His (Cato the Elder's) marvelous progeny, a Cato nearer to our own time, was so aflame with desire for learning that even in the senate house, while the members were assembling, he did not refrain from reading Greek books. By such diligence he showed that some lack time, whereas others are superior to times.

D. R. Shackleton Bailey, Valerius Maximus, Vol. II; Loeb Classical Library, 2000; p. 225

Shackleton Bailey has a note on the last word, ‘times' (tempora, temporibus), that reads (p. 224): "The text has been questioned. Is there a play on two senses of tempora, time and circumstances?"

He taught that the Republic was better guarded by virtue than by weapons, saying: Do not assume that our ancestors made their state from small to great by means of arms; for if that had been true, we would have a greater one; for we also aspire to greater power, and have more allies, citizens, weapons and horses than they had. The more he fled from human glory, the more glory pursued him. And among the other aspects of his virtue he composed a book with his own rational explanations as an ethical and moral guide for the instruction of human life, from which (as they say) is that little book in meter which has been excerpted and is read to children. Among his thoughts was this one worthy of memory: Human life is especially like iron; because if it is used it is worn out; but when not used it is consumed by rust. He killed himself (as Augustine says), because he could not endure the victory of Caesar, and did not wish to submit to him.[M. Cato, great grandson of Cato the Censor, and surnamed Uticensis, from Utica, the place of his death, was born in 95 BCE. In early childhood he lost both his parents and was brought up in the house of his mother's brother, M. Livius Drusus. In his youth he revealed a stern and unyielding character, and applied himself with great zeal to the study of oratory and philosophy, and became a devoted adherent of the Stoic school. He was conspicuous for his rigid morality. In 63, he was tribune of the plebs, and supported Cicero against Cataline. He became one of the chief leaders of the aristocratic party, and an opponent of the measures of Caesar, Pompey, and Crassus. But all his efforts were in vain, and he was rejected as a candidate for the praetorship. On the breaking out of civil war in 49, he was entrusted as propraetor with the defense of Sicily; but on the landing of Curio with an overwhelming force, he abandoned the island and joined Pompey in Greece. After Pompey's victory at Dyrrachium, Cato was left in charge of the camp, and thus was not present at the battle of Pharsalia in 48. After this battle he set sail for Corcyra, and from there crossed over to Africa, where he joined Metellus Scipio, after a terrible march across the desert. The army wished to be led by Cato, but he yielded to Scipio. In opposition to the advice of Cato, Scipio fought with Caesar at Thapsus, and was utterly defeated.

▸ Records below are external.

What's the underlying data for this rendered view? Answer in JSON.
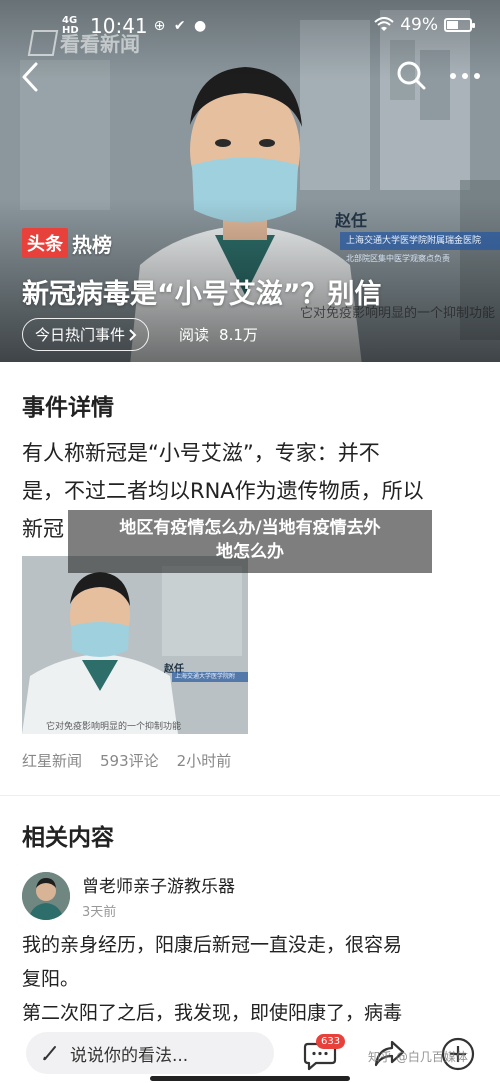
{
  "status_bar": {
    "network": "4G HD",
    "time": "10:41",
    "indicators": "⊕ ✔ ●",
    "battery": "49%",
    "battery_level": 0.49
  },
  "watermark": {
    "text": "看看新闻"
  },
  "hero": {
    "badge_primary": "头条",
    "badge_secondary": "热榜",
    "title": "新冠病毒是“小号艾滋”？别信",
    "event_pill": "今日热门事件",
    "read_label": "阅读",
    "read_count": "8.1万",
    "caption_name": "赵任",
    "caption_org": "上海交通大学医学院附属瑞金医院",
    "caption_org2": "北部院区集中医学观察点负责",
    "caption_subtitle": "它对免疫影响明显的一个抑制功能"
  },
  "event_details": {
    "heading": "事件详情",
    "text_line1": "有人称新冠是“小号艾滋”，专家：并不",
    "text_line2": "是，不过二者均以RNA作为遗传物质，所以",
    "text_line3": "新冠"
  },
  "thumbnail": {
    "name": "赵任",
    "org": "上海交通大学医学院附",
    "subtitle": "它对免疫影响明显的一个抑制功能"
  },
  "source": {
    "name": "红星新闻",
    "comments": "593评论",
    "time": "2小时前"
  },
  "related": {
    "heading": "相关内容",
    "author": "曾老师亲子游教乐器",
    "author_time": "3天前",
    "post_line1": "我的亲身经历，阳康后新冠一直没走，很容易",
    "post_line2": "复阳。",
    "post_line3": "第二次阳了之后，我发现，即使阳康了，病毒"
  },
  "banner": {
    "line1": "地区有疫情怎么办/当地有疫情去外",
    "line2": "地怎么办"
  },
  "bottom_bar": {
    "comment_placeholder": "说说你的看法...",
    "comment_badge": "633",
    "zhihu_mark": "知乎 @白几百媒体"
  }
}
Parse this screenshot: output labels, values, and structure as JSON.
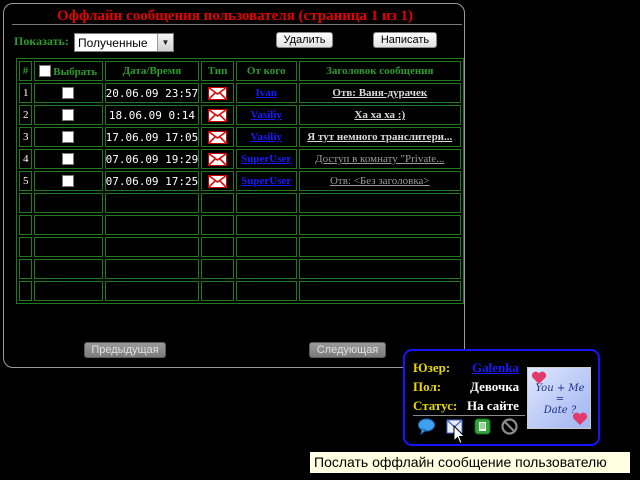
{
  "page": {
    "title": "Оффлайн сообщения пользователя (страница 1 из 1)"
  },
  "toolbar": {
    "show_label": "Показать:",
    "filter_value": "Полученные",
    "delete_label": "Удалить",
    "write_label": "Написать"
  },
  "table": {
    "headers": [
      "#",
      "Выбрать",
      "Дата/Время",
      "Тип",
      "От кого",
      "Заголовок сообщения"
    ],
    "rows": [
      {
        "num": "1",
        "date": "20.06.09 23:57",
        "from": "Ivan",
        "subject": "Отв: Ваня-дурачек",
        "read": false
      },
      {
        "num": "2",
        "date": "18.06.09 0:14",
        "from": "Vasiliy",
        "subject": "Ха ха ха :)",
        "read": false
      },
      {
        "num": "3",
        "date": "17.06.09 17:05",
        "from": "Vasiliy",
        "subject": "Я тут немного транслитери...",
        "read": false
      },
      {
        "num": "4",
        "date": "07.06.09 19:29",
        "from": "SuperUser",
        "subject": "Доступ в комнату \"Private...",
        "read": true
      },
      {
        "num": "5",
        "date": "07.06.09 17:25",
        "from": "SuperUser",
        "subject": "Отв: <Без заголовка>",
        "read": true
      }
    ],
    "empty_rows": 5
  },
  "pagination": {
    "prev_label": "Предыдущая",
    "next_label": "Следующая"
  },
  "user_card": {
    "user_label": "Юзер:",
    "user_value": "Galenka",
    "gender_label": "Пол:",
    "gender_value": "Девочка",
    "status_label": "Статус:",
    "status_value": "На сайте",
    "avatar_text_line1": "You + Me",
    "avatar_text_line2": "=",
    "avatar_text_line3": "Date ?",
    "icons": [
      "chat-bubble-icon",
      "envelope-icon",
      "add-contact-icon",
      "block-icon"
    ]
  },
  "tooltip": {
    "text": "Послать оффлайн сообщение пользователю"
  },
  "colors": {
    "title": "#e60000",
    "table_border": "#1f7a1f",
    "header_text": "#2d9b2d",
    "link": "#1a1aff",
    "card_border": "#1515ff",
    "card_label": "#e8d800"
  }
}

All Africa now submitted to Caesar, except Utica, where Cato wanted the Romans to resist; but when he saw that they were inclined to submit, he resolved to die rather than fall into the hands of the conqueror. He stabbed himself and died at the age of 49.]